## Task instructions
Repeat all of the entries, please, keeping each line exact.

## Data supplied
+--

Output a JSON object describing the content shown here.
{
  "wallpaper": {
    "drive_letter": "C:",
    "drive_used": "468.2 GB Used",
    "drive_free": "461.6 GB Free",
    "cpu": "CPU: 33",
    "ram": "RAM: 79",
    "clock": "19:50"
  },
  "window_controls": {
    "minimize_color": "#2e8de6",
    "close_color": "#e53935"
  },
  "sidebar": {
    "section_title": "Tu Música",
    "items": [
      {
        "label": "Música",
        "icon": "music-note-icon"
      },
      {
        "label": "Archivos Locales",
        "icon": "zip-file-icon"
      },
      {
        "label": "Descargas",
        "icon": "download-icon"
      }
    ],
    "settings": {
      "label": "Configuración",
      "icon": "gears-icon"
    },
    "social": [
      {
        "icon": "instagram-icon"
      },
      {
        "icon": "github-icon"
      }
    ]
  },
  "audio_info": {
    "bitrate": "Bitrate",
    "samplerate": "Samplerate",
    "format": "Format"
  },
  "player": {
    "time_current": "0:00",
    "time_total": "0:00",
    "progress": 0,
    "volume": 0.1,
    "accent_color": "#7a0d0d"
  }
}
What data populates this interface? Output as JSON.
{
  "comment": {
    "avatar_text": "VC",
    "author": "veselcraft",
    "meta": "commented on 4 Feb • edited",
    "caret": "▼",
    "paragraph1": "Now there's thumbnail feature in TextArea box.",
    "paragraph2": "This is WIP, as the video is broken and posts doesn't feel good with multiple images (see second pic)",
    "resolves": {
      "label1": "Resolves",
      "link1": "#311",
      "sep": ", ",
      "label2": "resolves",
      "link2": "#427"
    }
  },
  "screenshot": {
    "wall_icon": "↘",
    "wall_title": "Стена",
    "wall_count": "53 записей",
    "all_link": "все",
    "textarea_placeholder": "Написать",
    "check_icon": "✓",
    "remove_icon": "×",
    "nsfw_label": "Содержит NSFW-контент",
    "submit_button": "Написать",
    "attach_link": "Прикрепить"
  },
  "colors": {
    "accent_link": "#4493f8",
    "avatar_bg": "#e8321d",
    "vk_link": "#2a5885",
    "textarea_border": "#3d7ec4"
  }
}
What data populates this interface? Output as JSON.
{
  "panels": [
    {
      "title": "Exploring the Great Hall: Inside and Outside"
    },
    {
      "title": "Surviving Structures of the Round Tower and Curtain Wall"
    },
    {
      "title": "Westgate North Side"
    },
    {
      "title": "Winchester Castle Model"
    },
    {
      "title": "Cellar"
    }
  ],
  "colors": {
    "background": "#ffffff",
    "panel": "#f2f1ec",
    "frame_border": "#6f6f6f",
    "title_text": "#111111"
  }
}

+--

## Task result
Output a JSON object describing the content shown here.
{
  "wallpaper": {
    "drive_letter": "C:",
    "drive_used": "468.2 GB Used",
    "drive_free": "461.6 GB Free",
    "cpu": "CPU: 33",
    "ram": "RAM: 79",
    "clock": "19:50"
  },
  "window_controls": {
    "minimize_color": "#2e8de6",
    "close_color": "#e53935"
  },
  "sidebar": {
    "section_title": "Tu Música",
    "items": [
      {
        "label": "Música",
        "icon": "music-note-icon"
      },
      {
        "label": "Archivos Locales",
        "icon": "zip-file-icon"
      },
      {
        "label": "Descargas",
        "icon": "download-icon"
      }
    ],
    "settings": {
      "label": "Configuración",
      "icon": "gears-icon"
    },
    "social": [
      {
        "icon": "instagram-icon"
      },
      {
        "icon": "github-icon"
      }
    ]
  },
  "audio_info": {
    "bitrate": "Bitrate",
    "samplerate": "Samplerate",
    "format": "Format"
  },
  "player": {
    "time_current": "0:00",
    "time_total": "0:00",
    "progress": 0,
    "volume": 0.1,
    "accent_color": "#7a0d0d"
  }
}
What data populates this interface? Output as JSON.
{
  "comment": {
    "avatar_text": "VC",
    "author": "veselcraft",
    "meta": "commented on 4 Feb • edited",
    "caret": "▼",
    "paragraph1": "Now there's thumbnail feature in TextArea box.",
    "paragraph2": "This is WIP, as the video is broken and posts doesn't feel good with multiple images (see second pic)",
    "resolves": {
      "label1": "Resolves",
      "link1": "#311",
      "sep": ", ",
      "label2": "resolves",
      "link2": "#427"
    }
  },
  "screenshot": {
    "wall_icon": "↘",
    "wall_title": "Стена",
    "wall_count": "53 записей",
    "all_link": "все",
    "textarea_placeholder": "Написать",
    "check_icon": "✓",
    "remove_icon": "×",
    "nsfw_label": "Содержит NSFW-контент",
    "submit_button": "Написать",
    "attach_link": "Прикрепить"
  },
  "colors": {
    "accent_link": "#4493f8",
    "avatar_bg": "#e8321d",
    "vk_link": "#2a5885",
    "textarea_border": "#3d7ec4"
  }
}
What data populates this interface? Output as JSON.
{
  "panels": [
    {
      "title": "Exploring the Great Hall: Inside and Outside"
    },
    {
      "title": "Surviving Structures of the Round Tower and Curtain Wall"
    },
    {
      "title": "Westgate North Side"
    },
    {
      "title": "Winchester Castle Model"
    },
    {
      "title": "Cellar"
    }
  ],
  "colors": {
    "background": "#ffffff",
    "panel": "#f2f1ec",
    "frame_border": "#6f6f6f",
    "title_text": "#111111"
  }
}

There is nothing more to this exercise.